The elections to the European Parliament which take place across the EU’s 28 member states between 22 and 25 May are widely seen a series of national contests, which voters use to vent their frustration and give incumbent and established parties a good kicking. Newspaper leader writers and think-tankers got this story and have been working overtime to tell us about a rising tide of populism driven by a range of non-standard protest parties.

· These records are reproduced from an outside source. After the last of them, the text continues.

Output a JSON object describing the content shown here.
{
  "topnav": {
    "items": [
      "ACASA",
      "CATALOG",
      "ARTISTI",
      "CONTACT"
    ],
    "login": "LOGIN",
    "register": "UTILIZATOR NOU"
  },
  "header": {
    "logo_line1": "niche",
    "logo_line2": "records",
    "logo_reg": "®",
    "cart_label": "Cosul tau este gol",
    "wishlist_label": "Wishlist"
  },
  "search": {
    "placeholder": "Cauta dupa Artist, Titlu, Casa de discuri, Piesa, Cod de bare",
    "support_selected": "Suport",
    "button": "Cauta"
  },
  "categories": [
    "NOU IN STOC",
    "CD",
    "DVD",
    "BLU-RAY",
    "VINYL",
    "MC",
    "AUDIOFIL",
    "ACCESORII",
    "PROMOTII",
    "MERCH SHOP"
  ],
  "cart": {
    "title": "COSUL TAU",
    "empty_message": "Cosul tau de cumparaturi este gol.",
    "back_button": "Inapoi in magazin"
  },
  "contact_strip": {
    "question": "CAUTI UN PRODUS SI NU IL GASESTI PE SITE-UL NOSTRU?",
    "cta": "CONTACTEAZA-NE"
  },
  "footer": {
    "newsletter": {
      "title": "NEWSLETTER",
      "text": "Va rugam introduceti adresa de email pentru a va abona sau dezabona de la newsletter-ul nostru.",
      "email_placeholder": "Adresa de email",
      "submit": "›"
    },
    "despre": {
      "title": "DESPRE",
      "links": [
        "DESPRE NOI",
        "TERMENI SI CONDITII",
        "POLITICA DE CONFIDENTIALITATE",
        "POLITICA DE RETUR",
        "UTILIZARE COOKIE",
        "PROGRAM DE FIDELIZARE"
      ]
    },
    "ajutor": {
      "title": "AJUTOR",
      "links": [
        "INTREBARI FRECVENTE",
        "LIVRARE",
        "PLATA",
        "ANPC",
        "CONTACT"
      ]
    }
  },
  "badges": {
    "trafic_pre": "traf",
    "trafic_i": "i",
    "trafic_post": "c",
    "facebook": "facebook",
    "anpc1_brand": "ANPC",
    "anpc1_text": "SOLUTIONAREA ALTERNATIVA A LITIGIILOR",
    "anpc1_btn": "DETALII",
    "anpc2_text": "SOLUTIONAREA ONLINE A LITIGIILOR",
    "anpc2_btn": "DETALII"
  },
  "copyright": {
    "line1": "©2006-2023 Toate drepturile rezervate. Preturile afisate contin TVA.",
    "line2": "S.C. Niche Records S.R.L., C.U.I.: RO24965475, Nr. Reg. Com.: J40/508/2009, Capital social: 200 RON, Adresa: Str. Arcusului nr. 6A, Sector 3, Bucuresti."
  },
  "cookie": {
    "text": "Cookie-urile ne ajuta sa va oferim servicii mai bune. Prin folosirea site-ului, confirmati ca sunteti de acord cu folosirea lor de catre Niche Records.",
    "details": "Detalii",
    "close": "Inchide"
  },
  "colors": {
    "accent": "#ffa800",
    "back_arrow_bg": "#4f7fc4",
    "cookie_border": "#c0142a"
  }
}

The conventional wisdom is that the ‘populist threat’ is all eurosceptic (and usually of a right-wing persuasion) although in some cases the ‘eurosceptic surge’ is clearly a matter of whipping together (and familiar) narrative than careful analysis: how the European Council for Foreign Relations came to think that the pro-business pragmatists of ANO currently topping the polls in the Czech Republic belong in the same eurosceptic bracket as the Austrian Freedom Party, Front national, Hungary’s Jobbik – or even the moderate Catholic conservatives of Law and Justice (PiS) – is very hard to fathom.
But, as a simultaneous EU-wide poll using similar (PR-based) electoral systems, the EP elections also provide a rough and ready yardstick of Europe-wide political trends, ably tracked by the LSE-based Pollwatch 2014 and others.
And, for those interested in comparison and convergence of the two halves of a once divided continent, they a window into the political differences and similarities between the ‘old’ pre-2004 of Western and Southern Europe and the newer members from Central and Eastern Europe (now including Croatia which joined in 2013). Read More…
I’m at conference on the Future of the Left in Central Europe in Prague co-organised by CESTA, one of the Czech Republic’s few centre-left thinktanks, and the German SPD’s Ebert Foundation, having been to an academic workshop on a similar topic the day before. It’s a wide-ranging and interesting event bringing together representatives from various Visegrad socialist parties, Czech anti-capitalist activists and politically engaged academics and the odd non-aligned foreign analyst like me. Shifting through a mass of impressions, notes and tweets at the end of the day, I wasn’t entirely sure where the future of the left in the region, but I did begin to see the political landscape of the region more clearly.
Jiří Pehe’s opening remarks do a good job of putting CEE into broad global context, arguing that as elsewhere the centre-left is faced by the dilemmas of globalisation and global market bearing down upon the limited capacities of the national state. Distinctively though it represents a regional of developed democratic societies without a strong middle class. The political consequences flowing from this were not entirely clear, beyond the fact that the CEE left could not simply follow West European centre-left recipes. In later contributions the specifics of the region – while surfacing occasionally – were not always obvious. Nor were the somewhat differing political fortunes ofsocial democratic and socialist parties across the Visegrad states.
In some cases what was unsaid was as interesting as what was. Read More…